- **ABOUT THIS TASK**
A complete answer lists every line of the material where the string "label" occurs.

- **SUPPLIED MATERIAL**

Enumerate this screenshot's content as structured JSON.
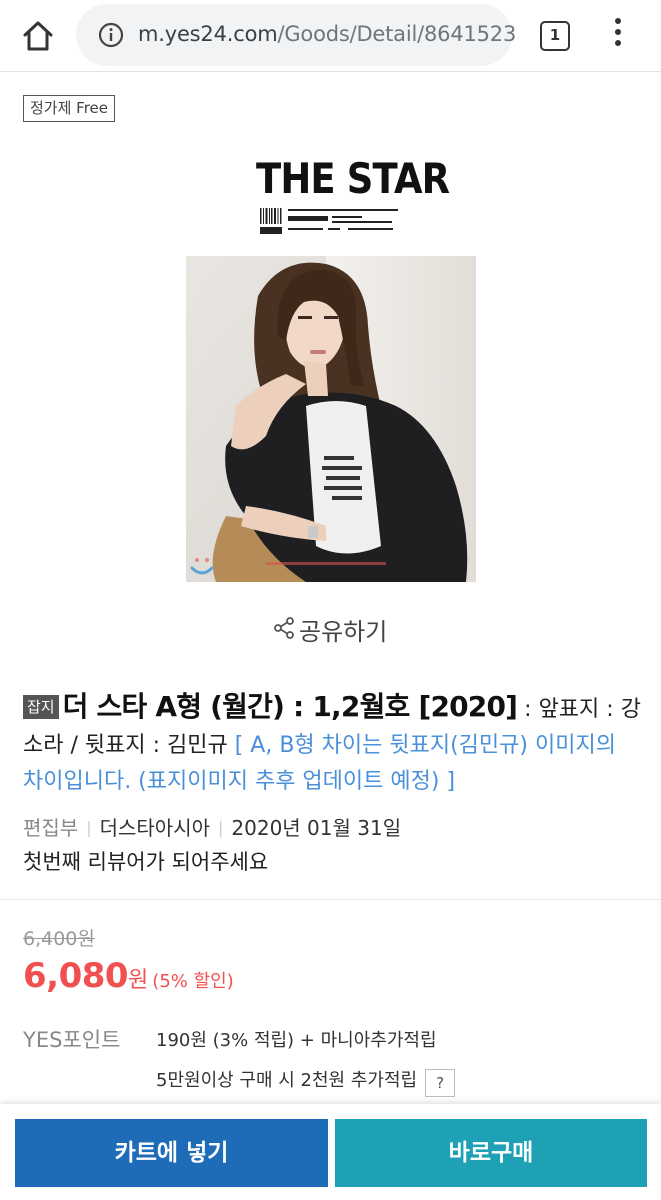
{
  "browser": {
    "url_host": "m.yes24.com",
    "url_path": "/Goods/Detail/8641523",
    "tab_count": "1"
  },
  "badge": {
    "label": "정가제 Free"
  },
  "cover": {
    "magazine_title": "THE STAR"
  },
  "share": {
    "label": "공유하기"
  },
  "product": {
    "category": "잡지",
    "title": "더 스타 A형 (월간) : 1,2월호 [2020]",
    "subtitle": " : 앞표지 : 강소라 / 뒷표지 : 김민규 ",
    "note": "[ A, B형 차이는 뒷표지(김민규) 이미지의 차이입니다. (표지이미지 추후 업데이트 예정) ]",
    "author": "편집부",
    "publisher": "더스타아시아",
    "date": "2020년 01월 31일",
    "review_prompt": "첫번째 리뷰어가 되어주세요"
  },
  "price": {
    "original": "6,400원",
    "sale_number": "6,080",
    "sale_unit": "원",
    "discount": "(5% 할인)"
  },
  "points": {
    "label": "YES포인트",
    "line1": "190원 (3% 적립) + 마니아추가적립",
    "line2": "5만원이상 구매 시 2천원 추가적립",
    "help": "?"
  },
  "actions": {
    "cart": "카트에 넣기",
    "buy": "바로구매"
  }
}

- **EXERCISE SOLUTION**
    "label": "정가제 Free"
    "label": "공유하기"
    "label": "YES포인트",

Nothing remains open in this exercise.